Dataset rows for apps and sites

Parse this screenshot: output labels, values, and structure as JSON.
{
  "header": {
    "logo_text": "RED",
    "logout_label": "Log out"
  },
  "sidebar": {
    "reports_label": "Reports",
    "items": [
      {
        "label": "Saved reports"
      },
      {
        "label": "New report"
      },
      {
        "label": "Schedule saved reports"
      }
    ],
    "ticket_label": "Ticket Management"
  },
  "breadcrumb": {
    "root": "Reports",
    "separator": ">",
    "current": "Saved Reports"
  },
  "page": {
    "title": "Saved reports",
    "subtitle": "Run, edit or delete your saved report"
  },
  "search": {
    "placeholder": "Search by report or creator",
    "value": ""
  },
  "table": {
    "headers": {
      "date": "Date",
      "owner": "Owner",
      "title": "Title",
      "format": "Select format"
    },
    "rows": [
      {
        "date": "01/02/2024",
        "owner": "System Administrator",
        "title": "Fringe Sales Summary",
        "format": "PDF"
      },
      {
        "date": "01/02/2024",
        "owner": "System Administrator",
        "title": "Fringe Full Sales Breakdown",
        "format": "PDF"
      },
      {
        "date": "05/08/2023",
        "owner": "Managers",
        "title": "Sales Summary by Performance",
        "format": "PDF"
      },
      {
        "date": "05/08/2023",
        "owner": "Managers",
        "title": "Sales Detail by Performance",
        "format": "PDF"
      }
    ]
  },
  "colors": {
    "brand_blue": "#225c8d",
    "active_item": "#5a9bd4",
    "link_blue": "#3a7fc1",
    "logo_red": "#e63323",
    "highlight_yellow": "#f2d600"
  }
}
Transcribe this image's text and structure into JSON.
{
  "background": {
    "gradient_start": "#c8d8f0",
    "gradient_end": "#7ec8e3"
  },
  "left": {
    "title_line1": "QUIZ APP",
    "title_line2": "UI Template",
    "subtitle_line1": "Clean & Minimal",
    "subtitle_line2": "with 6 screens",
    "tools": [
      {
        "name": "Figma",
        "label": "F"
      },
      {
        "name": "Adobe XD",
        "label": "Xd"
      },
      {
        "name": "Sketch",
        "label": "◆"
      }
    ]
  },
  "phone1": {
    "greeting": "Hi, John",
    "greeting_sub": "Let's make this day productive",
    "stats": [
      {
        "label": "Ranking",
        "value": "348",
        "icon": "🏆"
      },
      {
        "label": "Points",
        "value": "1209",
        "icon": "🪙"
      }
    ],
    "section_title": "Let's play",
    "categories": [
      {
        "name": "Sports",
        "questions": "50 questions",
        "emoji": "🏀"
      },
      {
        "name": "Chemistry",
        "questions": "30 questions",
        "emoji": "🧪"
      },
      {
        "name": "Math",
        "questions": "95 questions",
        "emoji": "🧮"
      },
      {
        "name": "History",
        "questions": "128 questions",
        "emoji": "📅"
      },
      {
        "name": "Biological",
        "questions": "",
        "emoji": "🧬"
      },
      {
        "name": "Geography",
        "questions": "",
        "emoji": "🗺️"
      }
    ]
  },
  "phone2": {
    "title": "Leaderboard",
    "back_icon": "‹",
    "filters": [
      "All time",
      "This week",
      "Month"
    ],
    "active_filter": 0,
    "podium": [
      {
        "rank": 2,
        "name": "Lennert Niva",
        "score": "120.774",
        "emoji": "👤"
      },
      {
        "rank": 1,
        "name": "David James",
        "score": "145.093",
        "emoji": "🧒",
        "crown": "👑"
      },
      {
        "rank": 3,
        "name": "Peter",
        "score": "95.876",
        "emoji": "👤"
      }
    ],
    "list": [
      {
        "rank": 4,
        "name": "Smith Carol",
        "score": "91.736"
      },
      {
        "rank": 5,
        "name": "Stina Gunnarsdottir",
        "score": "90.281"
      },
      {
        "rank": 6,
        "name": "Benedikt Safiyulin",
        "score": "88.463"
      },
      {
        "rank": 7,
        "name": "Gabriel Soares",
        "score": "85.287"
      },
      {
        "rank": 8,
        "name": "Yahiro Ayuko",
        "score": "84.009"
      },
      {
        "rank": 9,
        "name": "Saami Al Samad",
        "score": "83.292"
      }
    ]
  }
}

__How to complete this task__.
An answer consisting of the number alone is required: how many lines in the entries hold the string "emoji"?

__Task solution__.
9